TASK DESCRIPTION
All lines in the data bearing the string "screenshot" should be identified and copied.

DATA SHOWN
▬▬▬▬▬▬▬▬▬▬
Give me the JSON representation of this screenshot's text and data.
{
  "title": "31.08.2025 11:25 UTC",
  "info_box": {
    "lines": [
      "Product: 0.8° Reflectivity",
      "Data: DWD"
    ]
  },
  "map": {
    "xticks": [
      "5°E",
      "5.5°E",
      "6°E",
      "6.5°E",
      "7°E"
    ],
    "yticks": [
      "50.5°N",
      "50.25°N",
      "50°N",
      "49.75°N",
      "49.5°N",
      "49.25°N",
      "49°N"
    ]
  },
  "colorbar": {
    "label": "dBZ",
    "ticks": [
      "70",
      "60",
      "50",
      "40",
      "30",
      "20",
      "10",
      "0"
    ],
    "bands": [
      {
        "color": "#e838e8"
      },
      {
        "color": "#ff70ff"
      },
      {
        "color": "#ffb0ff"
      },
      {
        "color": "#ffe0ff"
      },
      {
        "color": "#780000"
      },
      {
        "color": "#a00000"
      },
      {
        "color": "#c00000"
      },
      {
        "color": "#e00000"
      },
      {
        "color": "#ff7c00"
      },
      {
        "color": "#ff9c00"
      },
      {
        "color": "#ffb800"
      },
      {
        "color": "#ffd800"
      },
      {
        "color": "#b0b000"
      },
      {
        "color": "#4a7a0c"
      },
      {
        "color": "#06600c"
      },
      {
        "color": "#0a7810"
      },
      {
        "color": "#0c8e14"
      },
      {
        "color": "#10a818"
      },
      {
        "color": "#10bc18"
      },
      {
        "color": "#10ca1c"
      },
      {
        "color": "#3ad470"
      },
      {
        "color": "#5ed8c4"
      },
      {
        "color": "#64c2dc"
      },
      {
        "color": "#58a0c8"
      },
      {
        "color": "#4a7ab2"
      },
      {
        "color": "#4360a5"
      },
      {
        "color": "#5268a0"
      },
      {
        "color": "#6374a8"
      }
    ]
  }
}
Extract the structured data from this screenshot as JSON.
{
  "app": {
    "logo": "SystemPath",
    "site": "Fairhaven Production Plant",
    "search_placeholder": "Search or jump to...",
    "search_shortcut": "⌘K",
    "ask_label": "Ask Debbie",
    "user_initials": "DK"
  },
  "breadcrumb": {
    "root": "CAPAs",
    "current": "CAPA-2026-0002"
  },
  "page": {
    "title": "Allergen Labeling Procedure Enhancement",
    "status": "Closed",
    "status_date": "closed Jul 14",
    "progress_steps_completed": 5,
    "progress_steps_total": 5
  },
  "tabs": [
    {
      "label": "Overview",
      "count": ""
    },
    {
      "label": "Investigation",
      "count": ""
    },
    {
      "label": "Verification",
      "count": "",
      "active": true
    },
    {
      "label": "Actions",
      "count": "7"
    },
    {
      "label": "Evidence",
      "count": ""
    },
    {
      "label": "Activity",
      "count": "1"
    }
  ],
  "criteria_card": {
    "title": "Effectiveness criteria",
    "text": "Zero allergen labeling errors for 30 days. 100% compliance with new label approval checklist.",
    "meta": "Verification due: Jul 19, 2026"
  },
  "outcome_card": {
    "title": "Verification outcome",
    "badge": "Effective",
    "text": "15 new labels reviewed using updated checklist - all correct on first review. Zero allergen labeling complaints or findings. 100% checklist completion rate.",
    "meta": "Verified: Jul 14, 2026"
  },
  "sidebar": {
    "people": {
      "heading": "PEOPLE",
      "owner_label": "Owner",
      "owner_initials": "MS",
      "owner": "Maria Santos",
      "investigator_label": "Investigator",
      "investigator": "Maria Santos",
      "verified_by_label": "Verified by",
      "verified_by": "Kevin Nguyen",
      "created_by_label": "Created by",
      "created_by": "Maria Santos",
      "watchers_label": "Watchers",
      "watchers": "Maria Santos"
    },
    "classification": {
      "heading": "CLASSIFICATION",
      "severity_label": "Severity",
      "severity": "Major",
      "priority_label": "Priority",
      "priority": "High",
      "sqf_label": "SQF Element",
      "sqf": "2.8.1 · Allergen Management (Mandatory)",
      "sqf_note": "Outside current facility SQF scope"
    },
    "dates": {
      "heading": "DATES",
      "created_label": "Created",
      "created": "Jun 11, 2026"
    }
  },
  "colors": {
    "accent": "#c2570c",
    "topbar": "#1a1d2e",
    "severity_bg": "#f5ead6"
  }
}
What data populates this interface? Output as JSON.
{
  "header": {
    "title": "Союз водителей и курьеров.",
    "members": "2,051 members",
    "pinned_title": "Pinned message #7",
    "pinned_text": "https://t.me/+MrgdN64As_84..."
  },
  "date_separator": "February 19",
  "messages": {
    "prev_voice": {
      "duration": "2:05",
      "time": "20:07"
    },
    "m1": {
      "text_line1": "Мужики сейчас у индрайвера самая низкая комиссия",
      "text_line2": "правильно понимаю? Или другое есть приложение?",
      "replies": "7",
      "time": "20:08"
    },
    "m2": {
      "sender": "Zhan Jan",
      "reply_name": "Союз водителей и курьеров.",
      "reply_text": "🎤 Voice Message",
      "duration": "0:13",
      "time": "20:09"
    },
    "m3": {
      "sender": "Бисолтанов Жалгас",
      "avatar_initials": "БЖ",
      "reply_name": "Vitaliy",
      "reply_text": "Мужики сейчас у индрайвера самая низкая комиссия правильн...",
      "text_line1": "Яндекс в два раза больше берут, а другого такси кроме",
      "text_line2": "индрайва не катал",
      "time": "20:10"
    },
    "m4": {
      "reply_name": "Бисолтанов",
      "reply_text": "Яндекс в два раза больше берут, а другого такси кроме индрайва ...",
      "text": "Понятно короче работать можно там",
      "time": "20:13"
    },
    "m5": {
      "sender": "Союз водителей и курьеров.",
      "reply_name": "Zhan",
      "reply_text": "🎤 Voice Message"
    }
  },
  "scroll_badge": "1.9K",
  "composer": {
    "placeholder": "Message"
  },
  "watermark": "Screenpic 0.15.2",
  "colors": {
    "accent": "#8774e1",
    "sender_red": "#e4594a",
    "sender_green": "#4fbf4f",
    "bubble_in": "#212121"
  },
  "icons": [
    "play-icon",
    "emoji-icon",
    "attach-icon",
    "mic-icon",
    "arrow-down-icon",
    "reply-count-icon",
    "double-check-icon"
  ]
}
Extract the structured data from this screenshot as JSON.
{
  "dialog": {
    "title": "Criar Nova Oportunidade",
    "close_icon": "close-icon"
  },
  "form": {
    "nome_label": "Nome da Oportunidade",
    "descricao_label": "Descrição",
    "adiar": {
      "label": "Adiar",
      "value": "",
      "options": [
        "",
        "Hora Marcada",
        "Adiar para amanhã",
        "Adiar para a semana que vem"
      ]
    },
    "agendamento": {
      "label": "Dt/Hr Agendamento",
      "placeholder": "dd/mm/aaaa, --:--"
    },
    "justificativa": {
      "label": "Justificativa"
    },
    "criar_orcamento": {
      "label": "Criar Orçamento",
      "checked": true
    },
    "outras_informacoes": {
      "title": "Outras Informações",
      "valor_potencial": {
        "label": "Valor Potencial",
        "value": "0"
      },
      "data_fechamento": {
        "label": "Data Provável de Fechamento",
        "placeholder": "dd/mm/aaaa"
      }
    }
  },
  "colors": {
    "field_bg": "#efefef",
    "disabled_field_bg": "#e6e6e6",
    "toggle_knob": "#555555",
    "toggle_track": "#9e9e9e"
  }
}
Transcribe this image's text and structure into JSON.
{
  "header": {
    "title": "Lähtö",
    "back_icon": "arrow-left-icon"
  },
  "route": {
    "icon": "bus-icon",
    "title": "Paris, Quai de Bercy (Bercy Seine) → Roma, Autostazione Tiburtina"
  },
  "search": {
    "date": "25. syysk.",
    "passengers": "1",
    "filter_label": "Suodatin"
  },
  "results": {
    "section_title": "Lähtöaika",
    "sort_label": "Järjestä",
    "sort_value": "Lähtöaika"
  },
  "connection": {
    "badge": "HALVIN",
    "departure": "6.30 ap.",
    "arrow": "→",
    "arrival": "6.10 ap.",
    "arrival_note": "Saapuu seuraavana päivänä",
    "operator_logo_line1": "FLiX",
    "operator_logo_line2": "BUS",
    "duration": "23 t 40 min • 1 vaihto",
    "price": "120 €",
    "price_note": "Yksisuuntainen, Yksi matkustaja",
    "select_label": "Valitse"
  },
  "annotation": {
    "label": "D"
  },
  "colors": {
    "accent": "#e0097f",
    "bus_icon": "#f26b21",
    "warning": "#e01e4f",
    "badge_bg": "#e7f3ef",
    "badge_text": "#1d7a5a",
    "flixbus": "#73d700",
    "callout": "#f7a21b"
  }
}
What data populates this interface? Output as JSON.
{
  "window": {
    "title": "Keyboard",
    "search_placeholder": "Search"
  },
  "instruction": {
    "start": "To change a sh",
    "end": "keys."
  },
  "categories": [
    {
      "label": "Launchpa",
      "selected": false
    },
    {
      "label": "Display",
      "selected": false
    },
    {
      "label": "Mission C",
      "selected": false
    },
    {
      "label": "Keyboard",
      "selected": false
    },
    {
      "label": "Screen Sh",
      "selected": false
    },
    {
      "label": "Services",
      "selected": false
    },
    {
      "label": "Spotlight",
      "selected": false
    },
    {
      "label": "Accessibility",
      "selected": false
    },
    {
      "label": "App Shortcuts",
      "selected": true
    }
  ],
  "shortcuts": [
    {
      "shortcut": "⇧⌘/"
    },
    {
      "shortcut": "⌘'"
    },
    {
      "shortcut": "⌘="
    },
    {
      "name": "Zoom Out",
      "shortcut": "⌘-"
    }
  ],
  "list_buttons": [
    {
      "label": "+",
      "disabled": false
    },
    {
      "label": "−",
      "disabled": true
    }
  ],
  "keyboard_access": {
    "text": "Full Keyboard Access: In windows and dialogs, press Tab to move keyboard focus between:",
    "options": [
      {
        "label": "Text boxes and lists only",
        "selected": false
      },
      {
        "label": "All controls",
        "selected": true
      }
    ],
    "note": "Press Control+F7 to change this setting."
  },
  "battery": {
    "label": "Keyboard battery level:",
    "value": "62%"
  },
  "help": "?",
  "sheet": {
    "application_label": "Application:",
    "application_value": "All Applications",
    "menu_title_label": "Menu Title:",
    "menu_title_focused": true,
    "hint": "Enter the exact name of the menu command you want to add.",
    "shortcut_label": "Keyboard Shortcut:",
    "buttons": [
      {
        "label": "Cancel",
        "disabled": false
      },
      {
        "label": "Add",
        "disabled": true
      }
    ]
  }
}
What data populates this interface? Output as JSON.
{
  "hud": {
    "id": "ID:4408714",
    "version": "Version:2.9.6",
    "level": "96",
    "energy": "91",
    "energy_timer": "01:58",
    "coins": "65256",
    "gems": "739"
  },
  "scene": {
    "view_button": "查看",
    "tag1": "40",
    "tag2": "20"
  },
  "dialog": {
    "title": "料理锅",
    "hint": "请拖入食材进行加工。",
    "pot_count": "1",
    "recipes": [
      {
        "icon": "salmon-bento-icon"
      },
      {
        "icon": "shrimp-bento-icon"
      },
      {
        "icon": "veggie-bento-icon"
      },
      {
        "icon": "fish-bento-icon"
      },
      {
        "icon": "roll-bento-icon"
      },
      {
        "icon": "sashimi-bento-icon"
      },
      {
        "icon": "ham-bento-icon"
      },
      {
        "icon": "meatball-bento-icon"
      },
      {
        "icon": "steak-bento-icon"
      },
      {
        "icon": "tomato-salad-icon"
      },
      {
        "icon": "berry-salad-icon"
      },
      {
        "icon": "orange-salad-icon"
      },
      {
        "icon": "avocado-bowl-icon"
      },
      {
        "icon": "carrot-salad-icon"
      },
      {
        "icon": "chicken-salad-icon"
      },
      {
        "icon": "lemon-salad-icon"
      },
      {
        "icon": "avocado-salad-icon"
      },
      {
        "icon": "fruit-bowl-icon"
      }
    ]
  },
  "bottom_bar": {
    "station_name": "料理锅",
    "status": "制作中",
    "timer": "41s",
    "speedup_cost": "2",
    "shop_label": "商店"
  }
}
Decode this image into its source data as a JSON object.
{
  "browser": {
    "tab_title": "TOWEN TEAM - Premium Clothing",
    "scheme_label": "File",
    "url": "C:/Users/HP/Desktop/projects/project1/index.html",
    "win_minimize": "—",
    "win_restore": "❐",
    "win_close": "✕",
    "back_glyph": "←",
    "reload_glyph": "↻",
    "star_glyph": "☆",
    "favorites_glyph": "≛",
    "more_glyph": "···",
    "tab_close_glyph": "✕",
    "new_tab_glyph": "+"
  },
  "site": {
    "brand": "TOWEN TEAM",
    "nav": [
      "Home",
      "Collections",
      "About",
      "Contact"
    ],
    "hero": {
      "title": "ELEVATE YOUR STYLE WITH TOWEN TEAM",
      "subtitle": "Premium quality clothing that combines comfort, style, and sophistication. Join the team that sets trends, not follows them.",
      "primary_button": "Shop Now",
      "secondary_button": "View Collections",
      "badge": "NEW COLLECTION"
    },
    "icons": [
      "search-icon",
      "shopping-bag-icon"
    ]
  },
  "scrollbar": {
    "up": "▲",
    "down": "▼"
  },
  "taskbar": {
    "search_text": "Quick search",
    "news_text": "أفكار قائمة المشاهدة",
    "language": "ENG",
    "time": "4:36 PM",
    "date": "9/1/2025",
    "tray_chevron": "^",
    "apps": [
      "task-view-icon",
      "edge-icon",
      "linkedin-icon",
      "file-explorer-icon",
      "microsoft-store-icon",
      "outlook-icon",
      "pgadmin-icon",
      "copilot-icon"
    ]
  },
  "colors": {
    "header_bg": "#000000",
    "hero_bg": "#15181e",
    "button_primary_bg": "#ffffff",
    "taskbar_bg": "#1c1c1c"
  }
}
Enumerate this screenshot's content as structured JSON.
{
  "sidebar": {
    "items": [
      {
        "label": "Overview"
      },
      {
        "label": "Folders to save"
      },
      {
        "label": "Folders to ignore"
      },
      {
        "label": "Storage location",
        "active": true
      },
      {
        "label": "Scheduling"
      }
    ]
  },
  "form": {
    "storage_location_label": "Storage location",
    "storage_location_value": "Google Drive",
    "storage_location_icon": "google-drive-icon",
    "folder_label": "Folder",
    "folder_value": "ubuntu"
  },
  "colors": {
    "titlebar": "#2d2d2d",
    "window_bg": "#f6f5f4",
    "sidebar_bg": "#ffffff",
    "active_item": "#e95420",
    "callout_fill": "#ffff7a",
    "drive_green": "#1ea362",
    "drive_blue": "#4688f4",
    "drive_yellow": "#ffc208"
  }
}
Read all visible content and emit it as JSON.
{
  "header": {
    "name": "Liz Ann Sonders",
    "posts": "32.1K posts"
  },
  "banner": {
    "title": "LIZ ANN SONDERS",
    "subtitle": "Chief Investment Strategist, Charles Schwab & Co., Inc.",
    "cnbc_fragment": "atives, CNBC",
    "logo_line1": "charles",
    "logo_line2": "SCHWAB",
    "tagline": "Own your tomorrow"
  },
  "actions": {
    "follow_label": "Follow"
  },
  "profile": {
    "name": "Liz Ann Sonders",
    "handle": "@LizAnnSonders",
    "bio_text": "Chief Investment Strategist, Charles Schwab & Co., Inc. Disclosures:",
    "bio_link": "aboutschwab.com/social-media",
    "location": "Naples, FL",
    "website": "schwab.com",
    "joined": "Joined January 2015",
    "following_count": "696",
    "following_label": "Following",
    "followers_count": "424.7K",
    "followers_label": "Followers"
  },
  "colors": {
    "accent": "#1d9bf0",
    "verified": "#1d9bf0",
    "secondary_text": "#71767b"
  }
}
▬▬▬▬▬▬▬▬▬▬
COMPLETED EXERCISE
Give me the JSON representation of this screenshot's text and data.
Extract the structured data from this screenshot as JSON.
Extract the structured data from this screenshot as JSON.
Enumerate this screenshot's content as structured JSON.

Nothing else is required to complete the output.